Assignment >> Images do not belong in the copy. Retype the entries exactly.

━━━ Data provided

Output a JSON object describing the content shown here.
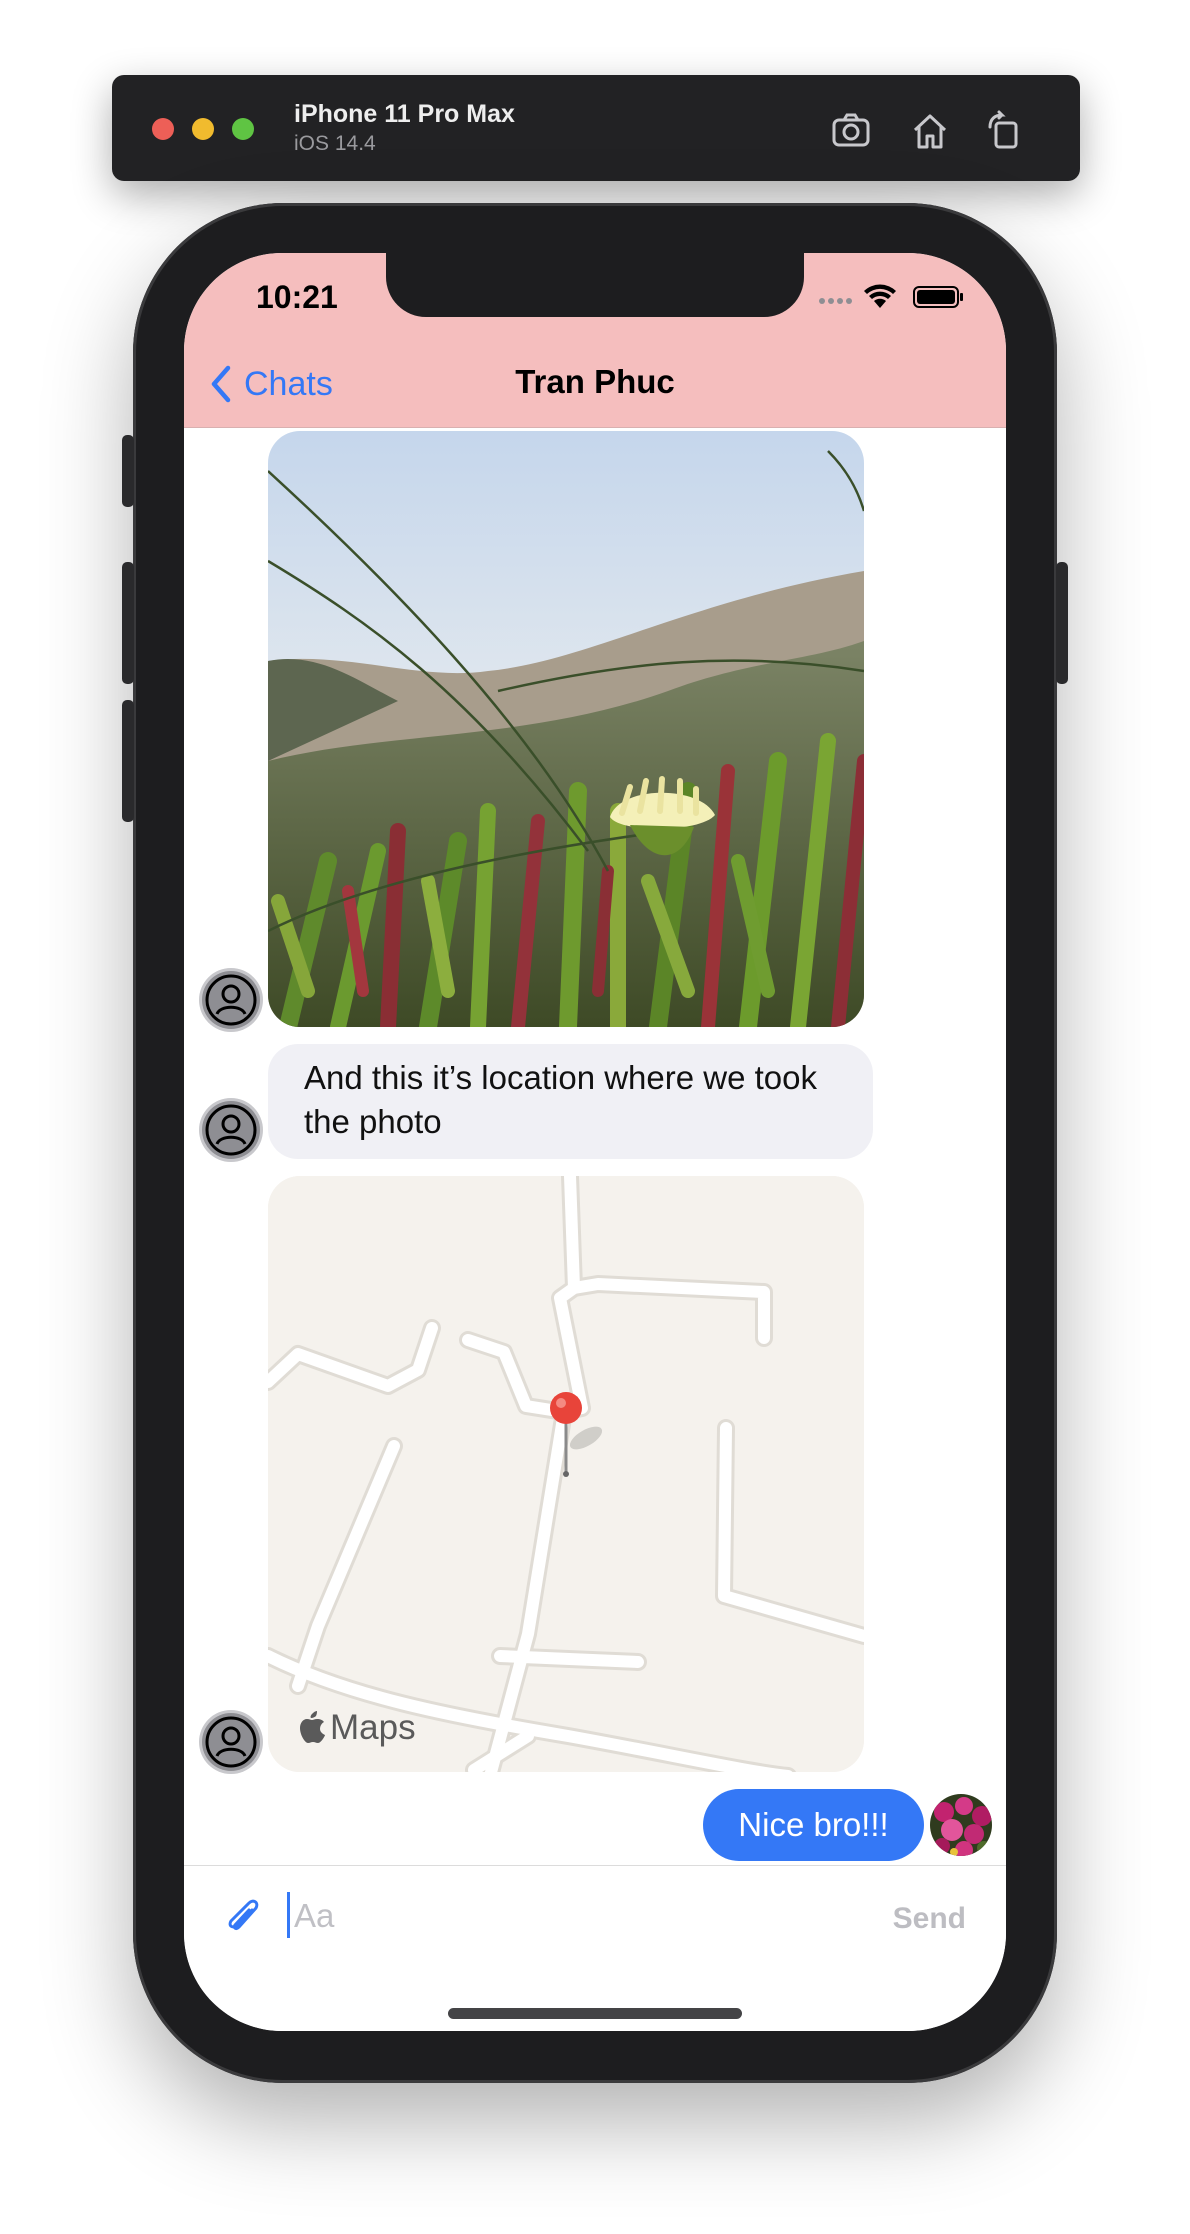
{
  "simulator": {
    "device_name": "iPhone 11 Pro Max",
    "os_version": "iOS 14.4",
    "buttons": [
      "screenshot-icon",
      "home-icon",
      "rotate-icon"
    ]
  },
  "status_bar": {
    "time": "10:21",
    "icons": [
      "signal-dots-icon",
      "wifi-icon",
      "battery-icon"
    ]
  },
  "nav": {
    "back_label": "Chats",
    "title": "Tran Phuc"
  },
  "messages": {
    "received_photo": {
      "type": "image",
      "description_icon": "flower-photo"
    },
    "received_text": "And this it’s location where we took the photo",
    "received_map": {
      "type": "location",
      "maps_label": "Maps"
    },
    "sent_text": "Nice bro!!!"
  },
  "composer": {
    "placeholder": "Aa",
    "send_label": "Send",
    "attach_icon": "paperclip-icon"
  },
  "colors": {
    "nav_background": "#f5bebe",
    "accent": "#3478f6",
    "received_bubble": "#f0f0f5",
    "device_frame": "#1d1d1f"
  }
}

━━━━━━

Result for this exercise >>
Output a JSON object describing the content shown here.
{
  "simulator": {
    "device_name": "iPhone 11 Pro Max",
    "os_version": "iOS 14.4",
    "buttons": [
      "screenshot-icon",
      "home-icon",
      "rotate-icon"
    ]
  },
  "status_bar": {
    "time": "10:21",
    "icons": [
      "signal-dots-icon",
      "wifi-icon",
      "battery-icon"
    ]
  },
  "nav": {
    "back_label": "Chats",
    "title": "Tran Phuc"
  },
  "messages": {
    "received_photo": {
      "type": "image",
      "description_icon": "flower-photo"
    },
    "received_text": "And this it’s location where we took the photo",
    "received_map": {
      "type": "location",
      "maps_label": "Maps"
    },
    "sent_text": "Nice bro!!!"
  },
  "composer": {
    "placeholder": "Aa",
    "send_label": "Send",
    "attach_icon": "paperclip-icon"
  },
  "colors": {
    "nav_background": "#f5bebe",
    "accent": "#3478f6",
    "received_bubble": "#f0f0f5",
    "device_frame": "#1d1d1f"
  }
}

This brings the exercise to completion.